The Plaintiffs further claim that in March of 1996 and on several occasions thereafter that they were wrongly charged that they did export wheat or barley to the USA and did fail to report in writing to the Chief Officer of Canada Customs thereby creating an offence under Section 160 of the Canada Customs Act.

The Plaintiffs claim that the potential penalties for the alleged offences under section 160 of the Canada Customs Act are shown as %50,000.00 for each incident for 6 months incarceration of both of the Crown chose to proceed by way of a summary proceeding.

The Plaintiff's claim that the defendants caused the plaintiffs to be subjected to criminal proceedings for a period exceeding ten years when they knew from the beginning that the charges were unenforceable fabrications of bogus charges that were not known to law and did cause the Plaintiffs long term mental anguish, emotional pain, character defamation, abusive stress and financial hardship to the family members, that included the illegal seizure of money, grain trucks and personal property.

The Plaintiff Ralph Goodale, in his capacity as the minister responsible for the Canadian Wheat Board knew full well that the Plaintiffs were charged with offenses not known to law and did in May of 1996 obtain Royal Assent for an Order in Council that would serve to close the loop hole in the law under which the Plaintiffs had been wrongly charged.

The Plaintiffs claim possession of documents of a meeting held on the 23rd day of June 1997 at the Connaught Building in Ottawa attended by several Wheat Board Officials and several Customs Officials that clearly reveals the defendants and their officials knew full well that the requirement to report in writing to the Chief Officer of Customs was not a legal requirement and in accordance with the law.

The Plaintiffs further claim that Lorne Hehn in his capacity as Chief Commissioner of the Canadian Wheat Board did publicly report in the Western Producer on February 10, 1994, that the Canadian Wheat Board is helpless to stop with industry sources say is an increasing number of exports of wheat and barley into the USA and the Board can no longer enforce a provision of the Canadian Wheat Board Act requiring exporters of prairie grain to get a permit from the board.  He stated further that the Canadian Wheat Board does not have a vehicle to properly enforce that law.

The Plaintiffs claim that the defendants devised an illegal strategy to obtain the assistance of David Anderson in his capacity as Minister responsible for the Canada Customs in an attempt to use the Customs Officials to us In House Directives that did not have the force of law to intimidate and abuse the rights of the Plaintiff.

The Plaintiffs claim that in spite of many substantial indicators showing the defendants that they were acting unlawfully they did continue to act with arrogance  and with the aforethought thereby causing the plaintiffs to suffer these unless prosecutions for excess of ten years.

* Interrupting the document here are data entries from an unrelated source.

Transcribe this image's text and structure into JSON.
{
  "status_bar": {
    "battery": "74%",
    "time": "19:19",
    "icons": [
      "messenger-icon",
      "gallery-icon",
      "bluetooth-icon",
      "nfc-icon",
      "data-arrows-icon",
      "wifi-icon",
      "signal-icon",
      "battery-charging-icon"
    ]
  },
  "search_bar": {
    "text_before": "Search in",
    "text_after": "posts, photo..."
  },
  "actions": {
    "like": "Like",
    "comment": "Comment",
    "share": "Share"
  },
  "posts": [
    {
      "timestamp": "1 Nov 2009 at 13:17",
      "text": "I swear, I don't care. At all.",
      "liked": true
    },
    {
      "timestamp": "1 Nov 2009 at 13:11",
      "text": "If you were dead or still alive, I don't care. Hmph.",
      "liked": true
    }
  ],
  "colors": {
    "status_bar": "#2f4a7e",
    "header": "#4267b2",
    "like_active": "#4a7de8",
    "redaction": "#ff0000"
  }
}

The Plaintiffs further claim that the actions of the Defendants constitute a violation of the very best of Democracy and the Rule of Law and as such action constitute a massive abuse of power.

The Plaintiffs claim that on May 2nd of 2005 the Saskatchewan Court of Appeal did order that the subject charges brought against the Plaintiffs were to be quashed and did thereby terminate the prosecutions in favour of the plaintiffs.

The Plaintiffs jointly claim that the decision of the Saskatchewan Court of Appeal and the herein presented matters clearly show that the subject prosecutions lasting over a period of ten years fall squarely within the meaning of "malicious prosecutions".

The plaintiffs further claim the right to seek Summary Judgment of the grounds there is no defence to this claim.

Relief Sought

Exemplary and Punitive Damages in the amount of $2,000,000.00 (two million dollars) for each of the herein named plaintiffs.

Dated at the City of Regina, the 17th day of January, 2006.